While it may seem like the spring marathon season has just got into full swing, it’s already time for marathoners to start mapping out their plans for fall. It’s hard to believe we’re already just outside the 20-week window for major events like the TCS Toronto Waterfront Marathon (Oct. 15) and Chicago Marathon (Oct.8). Even if you’re looking to run a late-autumn marathon like New York City (Nov. 5), you can’t afford to drag your feet when organizing your running calendar. Here are a couple of things to consider when scheduling the official start to your fall marathon training.
Assess your current fitness level
A general guideline for marathon preparation is to dedicate 16 to 20 weeks to training before the big day. Your current fitness level becomes an important factor in where you fall on the spectrum; for runners who already have a spring marathon under their belt this year, 16 weeks of training should be more than enough of a buffer, provided your weekly mileage hasn’t gone into a prolonged tailspin after you finished your spring event. That would put the start of training for early-October marathons like Chicago and Toronto at mid-June, and mid-July for early-November marathons like New York.
First-time marathoners, or those who have gone months without consistently hitting 25 km per week, have much less of a buffer. They should plan to start training (gulp!) now, and certainly by the last week of May week for an early October marathon, and the last week of June for early November events.
Build your mileage wisely
Making sure to give yourself time to build your mileage slowly and safely is crucial to making it through marathon training without a potentially sidelining injury. Depending on your current weekly mileage and your peak weekly mileage target during training, making time for incremental distance increases could sway the length of your training schedule.

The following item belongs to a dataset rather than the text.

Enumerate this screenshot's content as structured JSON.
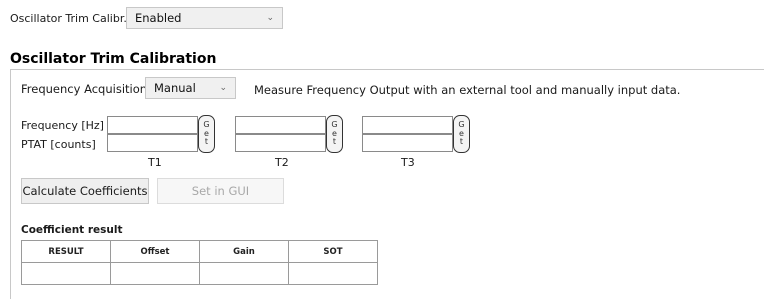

If you’re an experienced runner with a very high peak-mileage target like 120 km per week, and you currently weekly mileage is 25 km per week, the 16-week window for experienced runners won’t be long enough. The rule of thumb is to make sure not to increase your mileage more than 10 per cent from one week to the next, or the distance of your long run by more than 10 per cent. You’ll also lessen the risk of injury by keeping your long run to 25 per cent or less than the total distance you run in any given week.